This gap in information and oversight plays a big role in one of health care’s most vexing challenges — getting people to take better care of themselves. Patient noncompliance with medical advice is estimated to cost society hundreds of billions of dollars annually.
Upward of 30% of prescriptions are never filled, and approximately half of medications for chronic diseases are not taken as prescribed, according to the National Association of Chain Drug Stores.
Drug stores and supermarkets hold a crucial key to the health care compliance challenge: information. They have unique insights into consumer behavior that affects health. Grocers know what kinds of food people buy, and pharmacists know who acts on their prescriptions and who doesn’t. As retailers, they also know how to steer customer choices with discounts and other promotional tactics. They can use this information and influence to help drive better health outcomes, while boosting their own bottom lines.
Grocery and pharmacy chains are sitting on data that could be worth hundreds of billions of dollars if they can prove its value in improving health. Preventive health programs could use big data or artificial intelligence to identify at-risk patients before they get sick and, through incentives, reward customers for making day-to-day choices that reduce their risk of illness. Technology-enabled adherence programs can seamlessly encourage the sickest patients to follow their medical regimens — significantly improving their outlook.
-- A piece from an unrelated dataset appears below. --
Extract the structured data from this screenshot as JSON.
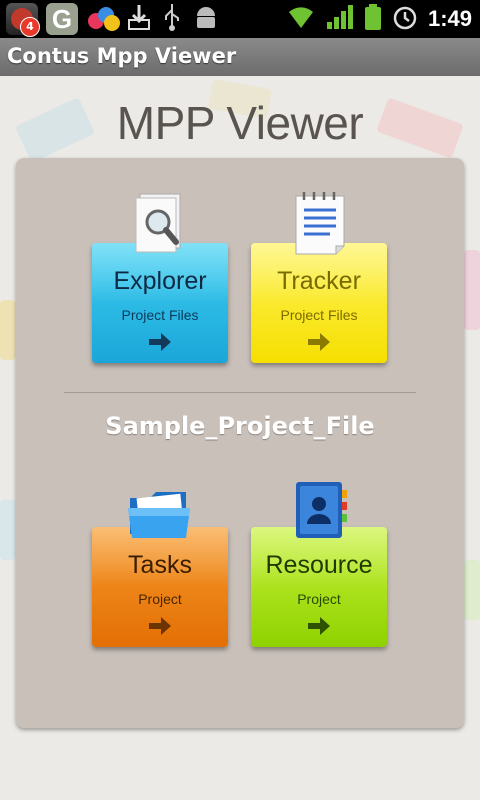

Done right, personalized preventive and adherence programs can generate enormous returns for retailers. Insurers and other health care payers have strong incentives to team up with retailers that drive down overall medical spending by influencing customer behavior. Personalization also will appeal to customers, who can benefit greatly from well-executed preventive and adherence programs. Grocers and pharmacies that adopt this holistic approach have an opportunity to meaningfully influence health outcomes.
We are just beginning to scratch the surface of preventive health and medical adherence programs. Retailers looking to leverage their data for next-generation preventive or adherence programs should focus on three essential steps: identifying the right patients to target; influencing their behavior; and proving measurable impact on health-related outcomes. A range of new technologies are available to help retailers at each step. Analytics tools exist that can comb through mountains of customer data to identify target patient populations. Various forms of target marketing (a market expected to double to $32 billion by 2021, according to BIA/Kelsey) allow companies to influence individual consumers more directly. Retailers can choose from several methods of measuring impact, including analytical tools that can measure the overall health profile of a customer’s shopping basket and how it trends over time. Layering on more convenient ways for customers to access health professionals, to get information about their medications, and to refill their prescriptions will help them take greater control of their health journey in a far more frictionless way.
The potential health and economic benefits are significant. Consider the value of identifying people at risk for diabetes before they exhibit symptoms and working with them collaboratively on everyday changes that reduce their risk. Imagine the impact of using historic data on patient behavior to identify those who are unlikely to take their medicines and using technology to help them adhere. How much would that be worth, both in profits and to society? Payers surely would be willing to fund programs offering such benefits, and retailers that move quickly can capture a first-mover’s advantage.
To capitalize on this opportunity, chains will have to change long-standing operational and marketing practices that impede a holistic approach to patient health. Most are heavily siloed, for example, with limited cross-selling or information-sharing between the pharmacy and front-end merchandise operations of drug store chains or the grocery and pharmacy departments of supermarkets. To the extent that discounts and other promotions are personalized, they tend to reinforce existing habits that can undermine health. Retailers will need to challenge these norms and do so in a way that adds value to patients.
A holistic health care program requires closer coordination among various departments, and smarter use of technology from the beginning of the patient journey to the end.
Pharmacies and grocery stores that create such programs will unlock the value of their information assets.
Evan Gutoff is a principal at A.T. Kearney.